> [How to complete this task] Set down every record below exactly as it stands, leaving out the pictures.

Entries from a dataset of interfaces

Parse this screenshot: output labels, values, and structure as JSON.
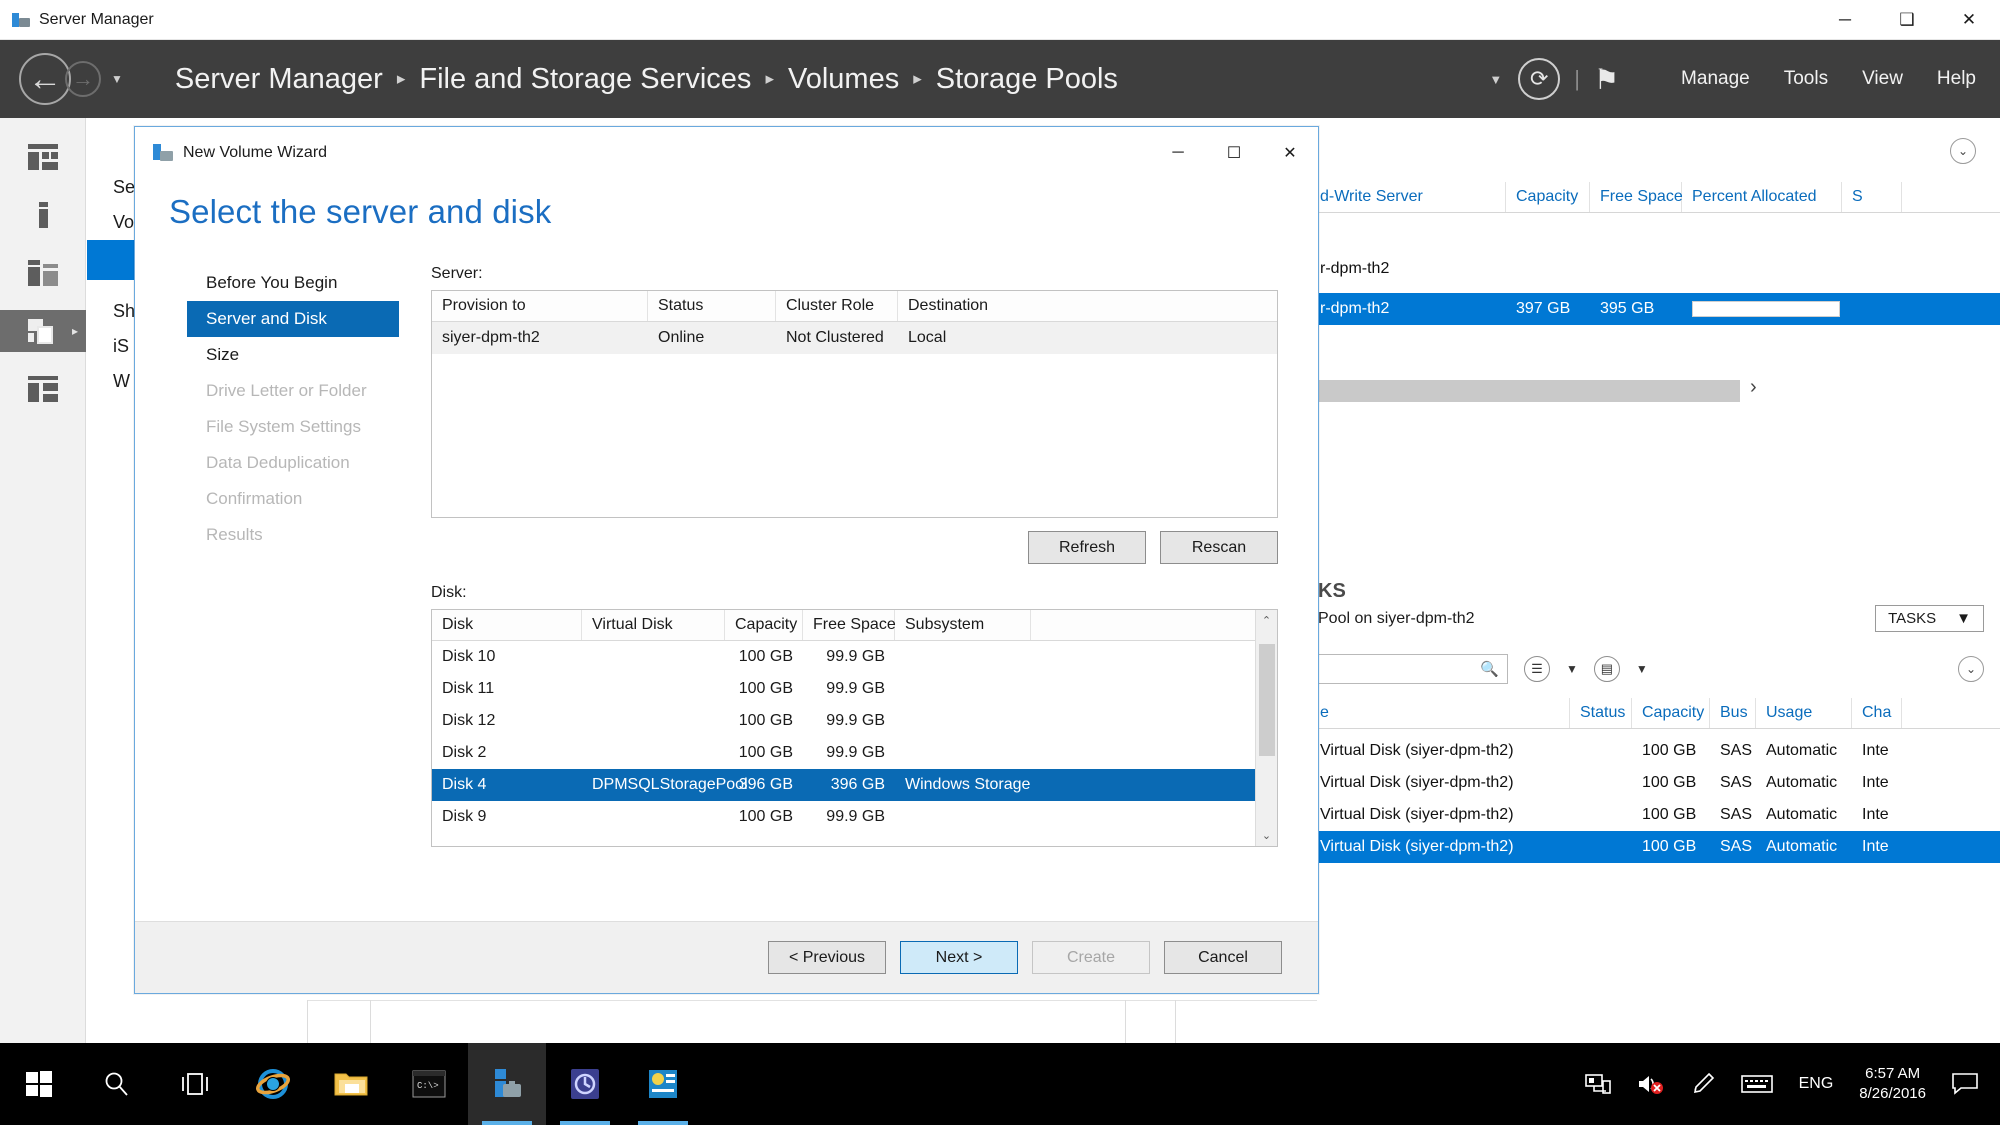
{
  "os_window": {
    "title": "Server Manager",
    "icon": "server-manager-icon",
    "minimize": "─",
    "maximize": "❑",
    "close": "✕"
  },
  "header": {
    "back_icon": "←",
    "forward_icon": "→",
    "dropdown_caret": "▼",
    "breadcrumb": [
      "Server Manager",
      "File and Storage Services",
      "Volumes",
      "Storage Pools"
    ],
    "breadcrumb_separator": "▸",
    "caret": "▼",
    "refresh_icon": "⟳",
    "pipe": "|",
    "flag_icon": "⚑",
    "menus": [
      "Manage",
      "Tools",
      "View",
      "Help"
    ]
  },
  "rail": {
    "items": [
      {
        "name": "dashboard-icon"
      },
      {
        "name": "local-server-icon"
      },
      {
        "name": "all-servers-icon"
      },
      {
        "name": "file-and-storage-services-icon",
        "selected": true,
        "arrow": "▸"
      },
      {
        "name": "iscsi-icon"
      }
    ]
  },
  "bgnav": {
    "items": [
      {
        "label": "Se",
        "selected": false
      },
      {
        "label": "Vo",
        "selected": false
      },
      {
        "label": "",
        "selected": true
      },
      {
        "label": "Sh",
        "selected": false
      },
      {
        "label": "iS",
        "selected": false
      },
      {
        "label": "W",
        "selected": false
      }
    ]
  },
  "background": {
    "volumes_panel": {
      "chevron": "⌄",
      "columns": [
        "d-Write Server",
        "Capacity",
        "Free Space",
        "Percent Allocated",
        "S"
      ],
      "rows": [
        {
          "server": "r-dpm-th2",
          "capacity": "",
          "free": "",
          "percent": "",
          "s": "",
          "selected": false
        },
        {
          "server": "r-dpm-th2",
          "capacity": "397 GB",
          "free": "395 GB",
          "percent": "",
          "s": "",
          "selected": true
        }
      ],
      "scroll_right_arrow": "›"
    },
    "pool_panel": {
      "title_fragment": "KS",
      "subtitle_fragment": "Pool on siyer-dpm-th2",
      "tasks_label": "TASKS",
      "tasks_caret": "▼",
      "search_icon": "search-icon",
      "list_icon": "☰",
      "save_icon": "▤",
      "caret": "▼",
      "chevron": "⌄",
      "columns": [
        "e",
        "Status",
        "Capacity",
        "Bus",
        "Usage",
        "Cha"
      ],
      "rows": [
        {
          "name": "Virtual Disk (siyer-dpm-th2)",
          "status": "",
          "capacity": "100 GB",
          "bus": "SAS",
          "usage": "Automatic",
          "cha": "Inte",
          "selected": false
        },
        {
          "name": "Virtual Disk (siyer-dpm-th2)",
          "status": "",
          "capacity": "100 GB",
          "bus": "SAS",
          "usage": "Automatic",
          "cha": "Inte",
          "selected": false
        },
        {
          "name": "Virtual Disk (siyer-dpm-th2)",
          "status": "",
          "capacity": "100 GB",
          "bus": "SAS",
          "usage": "Automatic",
          "cha": "Inte",
          "selected": false
        },
        {
          "name": "Virtual Disk (siyer-dpm-th2)",
          "status": "",
          "capacity": "100 GB",
          "bus": "SAS",
          "usage": "Automatic",
          "cha": "Inte",
          "selected": true
        }
      ]
    }
  },
  "wizard": {
    "title": "New Volume Wizard",
    "title_icon": "wizard-icon",
    "minimize": "─",
    "maximize": "☐",
    "close": "✕",
    "heading": "Select the server and disk",
    "nav": [
      {
        "label": "Before You Begin",
        "state": "done"
      },
      {
        "label": "Server and Disk",
        "state": "selected"
      },
      {
        "label": "Size",
        "state": "done"
      },
      {
        "label": "Drive Letter or Folder",
        "state": "disabled"
      },
      {
        "label": "File System Settings",
        "state": "disabled"
      },
      {
        "label": "Data Deduplication",
        "state": "disabled"
      },
      {
        "label": "Confirmation",
        "state": "disabled"
      },
      {
        "label": "Results",
        "state": "disabled"
      }
    ],
    "server_section": {
      "label": "Server:",
      "columns": [
        "Provision to",
        "Status",
        "Cluster Role",
        "Destination"
      ],
      "rows": [
        {
          "provision_to": "siyer-dpm-th2",
          "status": "Online",
          "cluster_role": "Not Clustered",
          "destination": "Local"
        }
      ],
      "refresh_button": "Refresh",
      "rescan_button": "Rescan"
    },
    "disk_section": {
      "label": "Disk:",
      "columns": [
        "Disk",
        "Virtual Disk",
        "Capacity",
        "Free Space",
        "Subsystem"
      ],
      "rows": [
        {
          "disk": "Disk 10",
          "virtual_disk": "",
          "capacity": "100 GB",
          "free_space": "99.9 GB",
          "subsystem": "",
          "selected": false
        },
        {
          "disk": "Disk 11",
          "virtual_disk": "",
          "capacity": "100 GB",
          "free_space": "99.9 GB",
          "subsystem": "",
          "selected": false
        },
        {
          "disk": "Disk 12",
          "virtual_disk": "",
          "capacity": "100 GB",
          "free_space": "99.9 GB",
          "subsystem": "",
          "selected": false
        },
        {
          "disk": "Disk 2",
          "virtual_disk": "",
          "capacity": "100 GB",
          "free_space": "99.9 GB",
          "subsystem": "",
          "selected": false
        },
        {
          "disk": "Disk 4",
          "virtual_disk": "DPMSQLStoragePool",
          "capacity": "396 GB",
          "free_space": "396 GB",
          "subsystem": "Windows Storage",
          "selected": true
        },
        {
          "disk": "Disk 9",
          "virtual_disk": "",
          "capacity": "100 GB",
          "free_space": "99.9 GB",
          "subsystem": "",
          "selected": false
        }
      ],
      "scroll_up": "⌃",
      "scroll_down": "⌄"
    },
    "footer": {
      "previous": "< Previous",
      "next": "Next >",
      "create": "Create",
      "cancel": "Cancel"
    }
  },
  "taskbar": {
    "items": [
      {
        "name": "start-button-icon"
      },
      {
        "name": "search-icon"
      },
      {
        "name": "task-view-icon"
      },
      {
        "name": "internet-explorer-icon"
      },
      {
        "name": "file-explorer-icon"
      },
      {
        "name": "command-prompt-icon"
      },
      {
        "name": "server-manager-icon"
      },
      {
        "name": "backup-app-icon"
      },
      {
        "name": "dashboard-app-icon"
      }
    ],
    "tray": {
      "network_icon": "network-icon",
      "volume_icon": "volume-muted-icon",
      "pen_icon": "pen-icon",
      "keyboard_icon": "keyboard-icon",
      "language": "ENG",
      "time": "6:57 AM",
      "date": "8/26/2016",
      "action_center_icon": "action-center-icon"
    }
  },
  "colors": {
    "accent": "#0078d4",
    "wizard_accent": "#0a6ab4",
    "header_bg": "#3e3e3e",
    "heading_blue": "#1b6ec2"
  }
}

> [Solved exercise]
Parse this screenshot: output labels, values, and structure as JSON.
{
  "os_window": {
    "title": "Server Manager",
    "icon": "server-manager-icon",
    "minimize": "─",
    "maximize": "❑",
    "close": "✕"
  },
  "header": {
    "back_icon": "←",
    "forward_icon": "→",
    "dropdown_caret": "▼",
    "breadcrumb": [
      "Server Manager",
      "File and Storage Services",
      "Volumes",
      "Storage Pools"
    ],
    "breadcrumb_separator": "▸",
    "caret": "▼",
    "refresh_icon": "⟳",
    "pipe": "|",
    "flag_icon": "⚑",
    "menus": [
      "Manage",
      "Tools",
      "View",
      "Help"
    ]
  },
  "rail": {
    "items": [
      {
        "name": "dashboard-icon"
      },
      {
        "name": "local-server-icon"
      },
      {
        "name": "all-servers-icon"
      },
      {
        "name": "file-and-storage-services-icon",
        "selected": true,
        "arrow": "▸"
      },
      {
        "name": "iscsi-icon"
      }
    ]
  },
  "bgnav": {
    "items": [
      {
        "label": "Se",
        "selected": false
      },
      {
        "label": "Vo",
        "selected": false
      },
      {
        "label": "",
        "selected": true
      },
      {
        "label": "Sh",
        "selected": false
      },
      {
        "label": "iS",
        "selected": false
      },
      {
        "label": "W",
        "selected": false
      }
    ]
  },
  "background": {
    "volumes_panel": {
      "chevron": "⌄",
      "columns": [
        "d-Write Server",
        "Capacity",
        "Free Space",
        "Percent Allocated",
        "S"
      ],
      "rows": [
        {
          "server": "r-dpm-th2",
          "capacity": "",
          "free": "",
          "percent": "",
          "s": "",
          "selected": false
        },
        {
          "server": "r-dpm-th2",
          "capacity": "397 GB",
          "free": "395 GB",
          "percent": "",
          "s": "",
          "selected": true
        }
      ],
      "scroll_right_arrow": "›"
    },
    "pool_panel": {
      "title_fragment": "KS",
      "subtitle_fragment": "Pool on siyer-dpm-th2",
      "tasks_label": "TASKS",
      "tasks_caret": "▼",
      "search_icon": "search-icon",
      "list_icon": "☰",
      "save_icon": "▤",
      "caret": "▼",
      "chevron": "⌄",
      "columns": [
        "e",
        "Status",
        "Capacity",
        "Bus",
        "Usage",
        "Cha"
      ],
      "rows": [
        {
          "name": "Virtual Disk (siyer-dpm-th2)",
          "status": "",
          "capacity": "100 GB",
          "bus": "SAS",
          "usage": "Automatic",
          "cha": "Inte",
          "selected": false
        },
        {
          "name": "Virtual Disk (siyer-dpm-th2)",
          "status": "",
          "capacity": "100 GB",
          "bus": "SAS",
          "usage": "Automatic",
          "cha": "Inte",
          "selected": false
        },
        {
          "name": "Virtual Disk (siyer-dpm-th2)",
          "status": "",
          "capacity": "100 GB",
          "bus": "SAS",
          "usage": "Automatic",
          "cha": "Inte",
          "selected": false
        },
        {
          "name": "Virtual Disk (siyer-dpm-th2)",
          "status": "",
          "capacity": "100 GB",
          "bus": "SAS",
          "usage": "Automatic",
          "cha": "Inte",
          "selected": true
        }
      ]
    }
  },
  "wizard": {
    "title": "New Volume Wizard",
    "title_icon": "wizard-icon",
    "minimize": "─",
    "maximize": "☐",
    "close": "✕",
    "heading": "Select the server and disk",
    "nav": [
      {
        "label": "Before You Begin",
        "state": "done"
      },
      {
        "label": "Server and Disk",
        "state": "selected"
      },
      {
        "label": "Size",
        "state": "done"
      },
      {
        "label": "Drive Letter or Folder",
        "state": "disabled"
      },
      {
        "label": "File System Settings",
        "state": "disabled"
      },
      {
        "label": "Data Deduplication",
        "state": "disabled"
      },
      {
        "label": "Confirmation",
        "state": "disabled"
      },
      {
        "label": "Results",
        "state": "disabled"
      }
    ],
    "server_section": {
      "label": "Server:",
      "columns": [
        "Provision to",
        "Status",
        "Cluster Role",
        "Destination"
      ],
      "rows": [
        {
          "provision_to": "siyer-dpm-th2",
          "status": "Online",
          "cluster_role": "Not Clustered",
          "destination": "Local"
        }
      ],
      "refresh_button": "Refresh",
      "rescan_button": "Rescan"
    },
    "disk_section": {
      "label": "Disk:",
      "columns": [
        "Disk",
        "Virtual Disk",
        "Capacity",
        "Free Space",
        "Subsystem"
      ],
      "rows": [
        {
          "disk": "Disk 10",
          "virtual_disk": "",
          "capacity": "100 GB",
          "free_space": "99.9 GB",
          "subsystem": "",
          "selected": false
        },
        {
          "disk": "Disk 11",
          "virtual_disk": "",
          "capacity": "100 GB",
          "free_space": "99.9 GB",
          "subsystem": "",
          "selected": false
        },
        {
          "disk": "Disk 12",
          "virtual_disk": "",
          "capacity": "100 GB",
          "free_space": "99.9 GB",
          "subsystem": "",
          "selected": false
        },
        {
          "disk": "Disk 2",
          "virtual_disk": "",
          "capacity": "100 GB",
          "free_space": "99.9 GB",
          "subsystem": "",
          "selected": false
        },
        {
          "disk": "Disk 4",
          "virtual_disk": "DPMSQLStoragePool",
          "capacity": "396 GB",
          "free_space": "396 GB",
          "subsystem": "Windows Storage",
          "selected": true
        },
        {
          "disk": "Disk 9",
          "virtual_disk": "",
          "capacity": "100 GB",
          "free_space": "99.9 GB",
          "subsystem": "",
          "selected": false
        }
      ],
      "scroll_up": "⌃",
      "scroll_down": "⌄"
    },
    "footer": {
      "previous": "< Previous",
      "next": "Next >",
      "create": "Create",
      "cancel": "Cancel"
    }
  },
  "taskbar": {
    "items": [
      {
        "name": "start-button-icon"
      },
      {
        "name": "search-icon"
      },
      {
        "name": "task-view-icon"
      },
      {
        "name": "internet-explorer-icon"
      },
      {
        "name": "file-explorer-icon"
      },
      {
        "name": "command-prompt-icon"
      },
      {
        "name": "server-manager-icon"
      },
      {
        "name": "backup-app-icon"
      },
      {
        "name": "dashboard-app-icon"
      }
    ],
    "tray": {
      "network_icon": "network-icon",
      "volume_icon": "volume-muted-icon",
      "pen_icon": "pen-icon",
      "keyboard_icon": "keyboard-icon",
      "language": "ENG",
      "time": "6:57 AM",
      "date": "8/26/2016",
      "action_center_icon": "action-center-icon"
    }
  },
  "colors": {
    "accent": "#0078d4",
    "wizard_accent": "#0a6ab4",
    "header_bg": "#3e3e3e",
    "heading_blue": "#1b6ec2"
  }
}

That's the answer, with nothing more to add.